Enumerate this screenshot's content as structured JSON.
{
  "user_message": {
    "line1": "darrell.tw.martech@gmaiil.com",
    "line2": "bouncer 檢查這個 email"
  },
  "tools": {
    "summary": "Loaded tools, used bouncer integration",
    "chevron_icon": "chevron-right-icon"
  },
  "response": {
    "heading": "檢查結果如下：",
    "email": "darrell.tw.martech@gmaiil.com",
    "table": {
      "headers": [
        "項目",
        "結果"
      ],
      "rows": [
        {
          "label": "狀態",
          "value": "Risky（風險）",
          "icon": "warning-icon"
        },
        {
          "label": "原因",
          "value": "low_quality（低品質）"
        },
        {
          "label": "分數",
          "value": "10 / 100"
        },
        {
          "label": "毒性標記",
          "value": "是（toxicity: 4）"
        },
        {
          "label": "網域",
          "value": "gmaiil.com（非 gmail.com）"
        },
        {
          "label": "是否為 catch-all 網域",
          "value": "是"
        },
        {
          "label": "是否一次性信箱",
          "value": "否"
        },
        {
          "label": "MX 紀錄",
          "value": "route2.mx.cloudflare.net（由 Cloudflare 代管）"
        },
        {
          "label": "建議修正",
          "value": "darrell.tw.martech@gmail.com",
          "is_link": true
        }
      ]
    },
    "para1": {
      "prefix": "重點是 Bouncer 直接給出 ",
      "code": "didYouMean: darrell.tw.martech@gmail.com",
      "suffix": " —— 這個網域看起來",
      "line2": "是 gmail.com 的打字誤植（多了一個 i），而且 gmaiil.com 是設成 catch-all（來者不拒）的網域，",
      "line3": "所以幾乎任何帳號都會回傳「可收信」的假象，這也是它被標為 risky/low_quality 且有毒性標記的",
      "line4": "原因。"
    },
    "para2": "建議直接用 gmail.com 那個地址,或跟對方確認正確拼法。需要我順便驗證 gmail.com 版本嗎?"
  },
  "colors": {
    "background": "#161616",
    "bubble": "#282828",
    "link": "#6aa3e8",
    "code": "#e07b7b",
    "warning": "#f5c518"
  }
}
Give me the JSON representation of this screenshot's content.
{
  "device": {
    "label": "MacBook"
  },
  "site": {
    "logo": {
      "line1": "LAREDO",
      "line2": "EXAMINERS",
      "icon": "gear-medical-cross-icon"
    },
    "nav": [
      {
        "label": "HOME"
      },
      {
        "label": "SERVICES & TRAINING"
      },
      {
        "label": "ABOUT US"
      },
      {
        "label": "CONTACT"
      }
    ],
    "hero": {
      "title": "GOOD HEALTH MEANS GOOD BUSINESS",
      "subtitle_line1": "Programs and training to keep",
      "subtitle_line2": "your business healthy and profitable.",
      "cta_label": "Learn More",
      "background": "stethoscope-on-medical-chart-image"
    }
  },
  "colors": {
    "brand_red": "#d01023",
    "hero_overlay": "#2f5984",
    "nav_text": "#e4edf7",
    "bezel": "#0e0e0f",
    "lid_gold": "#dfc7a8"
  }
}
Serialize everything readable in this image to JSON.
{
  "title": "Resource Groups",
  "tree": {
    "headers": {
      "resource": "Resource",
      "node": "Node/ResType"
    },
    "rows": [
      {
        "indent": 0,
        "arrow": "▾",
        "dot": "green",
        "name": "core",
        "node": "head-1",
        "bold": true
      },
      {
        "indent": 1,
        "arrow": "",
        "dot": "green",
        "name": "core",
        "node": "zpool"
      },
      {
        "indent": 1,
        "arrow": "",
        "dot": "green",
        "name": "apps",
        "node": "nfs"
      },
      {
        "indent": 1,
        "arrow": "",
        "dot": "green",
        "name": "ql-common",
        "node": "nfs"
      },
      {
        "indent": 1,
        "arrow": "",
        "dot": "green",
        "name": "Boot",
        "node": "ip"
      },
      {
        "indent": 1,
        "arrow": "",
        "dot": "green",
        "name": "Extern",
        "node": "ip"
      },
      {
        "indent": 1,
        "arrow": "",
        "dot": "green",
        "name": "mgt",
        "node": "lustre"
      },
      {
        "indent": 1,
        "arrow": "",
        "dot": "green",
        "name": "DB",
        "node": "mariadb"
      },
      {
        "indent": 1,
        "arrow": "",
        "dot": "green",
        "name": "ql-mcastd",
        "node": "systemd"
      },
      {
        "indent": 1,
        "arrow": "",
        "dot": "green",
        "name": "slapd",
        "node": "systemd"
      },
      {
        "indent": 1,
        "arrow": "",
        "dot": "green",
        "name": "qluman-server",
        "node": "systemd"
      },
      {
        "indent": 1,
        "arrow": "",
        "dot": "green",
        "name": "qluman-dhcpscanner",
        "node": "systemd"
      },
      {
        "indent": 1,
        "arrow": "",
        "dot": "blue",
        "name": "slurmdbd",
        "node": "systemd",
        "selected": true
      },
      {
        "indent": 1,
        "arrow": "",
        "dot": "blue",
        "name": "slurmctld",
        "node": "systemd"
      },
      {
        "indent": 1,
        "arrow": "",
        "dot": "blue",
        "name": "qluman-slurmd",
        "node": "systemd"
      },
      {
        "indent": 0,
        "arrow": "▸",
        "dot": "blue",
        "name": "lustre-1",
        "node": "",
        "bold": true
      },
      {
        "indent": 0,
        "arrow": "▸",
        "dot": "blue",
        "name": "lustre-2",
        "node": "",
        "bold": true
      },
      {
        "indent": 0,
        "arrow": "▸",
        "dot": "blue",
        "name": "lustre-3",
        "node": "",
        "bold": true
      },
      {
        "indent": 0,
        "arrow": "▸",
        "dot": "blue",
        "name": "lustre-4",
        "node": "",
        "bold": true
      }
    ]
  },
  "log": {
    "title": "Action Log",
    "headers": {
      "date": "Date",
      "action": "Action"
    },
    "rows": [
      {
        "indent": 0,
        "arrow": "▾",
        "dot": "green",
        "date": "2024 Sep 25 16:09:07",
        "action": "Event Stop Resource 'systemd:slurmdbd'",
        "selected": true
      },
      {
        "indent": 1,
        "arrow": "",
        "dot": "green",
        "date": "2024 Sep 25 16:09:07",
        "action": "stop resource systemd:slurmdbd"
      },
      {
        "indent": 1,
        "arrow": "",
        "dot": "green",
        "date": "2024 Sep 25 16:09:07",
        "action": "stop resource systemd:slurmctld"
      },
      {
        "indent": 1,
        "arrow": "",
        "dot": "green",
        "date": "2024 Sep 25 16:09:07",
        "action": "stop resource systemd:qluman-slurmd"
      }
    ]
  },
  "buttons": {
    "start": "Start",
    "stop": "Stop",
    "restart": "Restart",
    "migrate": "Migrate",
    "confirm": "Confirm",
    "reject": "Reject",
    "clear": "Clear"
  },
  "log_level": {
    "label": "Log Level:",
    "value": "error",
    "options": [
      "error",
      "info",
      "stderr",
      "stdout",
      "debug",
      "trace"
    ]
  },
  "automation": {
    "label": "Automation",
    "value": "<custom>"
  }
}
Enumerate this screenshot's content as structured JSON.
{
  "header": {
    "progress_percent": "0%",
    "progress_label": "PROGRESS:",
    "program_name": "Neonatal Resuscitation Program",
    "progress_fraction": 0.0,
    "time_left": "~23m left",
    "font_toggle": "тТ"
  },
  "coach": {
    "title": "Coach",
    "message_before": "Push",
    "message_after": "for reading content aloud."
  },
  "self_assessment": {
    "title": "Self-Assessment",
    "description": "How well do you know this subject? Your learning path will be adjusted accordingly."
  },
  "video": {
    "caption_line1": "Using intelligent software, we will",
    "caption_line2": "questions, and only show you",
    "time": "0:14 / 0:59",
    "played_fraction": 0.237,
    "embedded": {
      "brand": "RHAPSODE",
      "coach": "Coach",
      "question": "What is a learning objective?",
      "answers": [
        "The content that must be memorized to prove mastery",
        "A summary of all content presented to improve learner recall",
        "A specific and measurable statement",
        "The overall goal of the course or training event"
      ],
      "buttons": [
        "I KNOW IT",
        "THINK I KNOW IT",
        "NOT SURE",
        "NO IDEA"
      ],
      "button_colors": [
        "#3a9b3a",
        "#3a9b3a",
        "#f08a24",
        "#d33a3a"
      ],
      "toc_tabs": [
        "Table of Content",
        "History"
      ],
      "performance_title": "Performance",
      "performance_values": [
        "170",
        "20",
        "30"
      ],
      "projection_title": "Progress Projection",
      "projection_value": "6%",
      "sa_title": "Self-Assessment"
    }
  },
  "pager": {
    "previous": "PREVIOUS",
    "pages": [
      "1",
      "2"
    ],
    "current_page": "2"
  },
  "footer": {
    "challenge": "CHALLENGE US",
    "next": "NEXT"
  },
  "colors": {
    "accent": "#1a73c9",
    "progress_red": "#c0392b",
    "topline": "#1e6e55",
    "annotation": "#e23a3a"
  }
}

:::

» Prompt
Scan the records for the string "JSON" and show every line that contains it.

» Your solution
Enumerate this screenshot's content as structured JSON.
Give me the JSON representation of this screenshot's content.
Serialize everything readable in this image to JSON.
Enumerate this screenshot's content as structured JSON.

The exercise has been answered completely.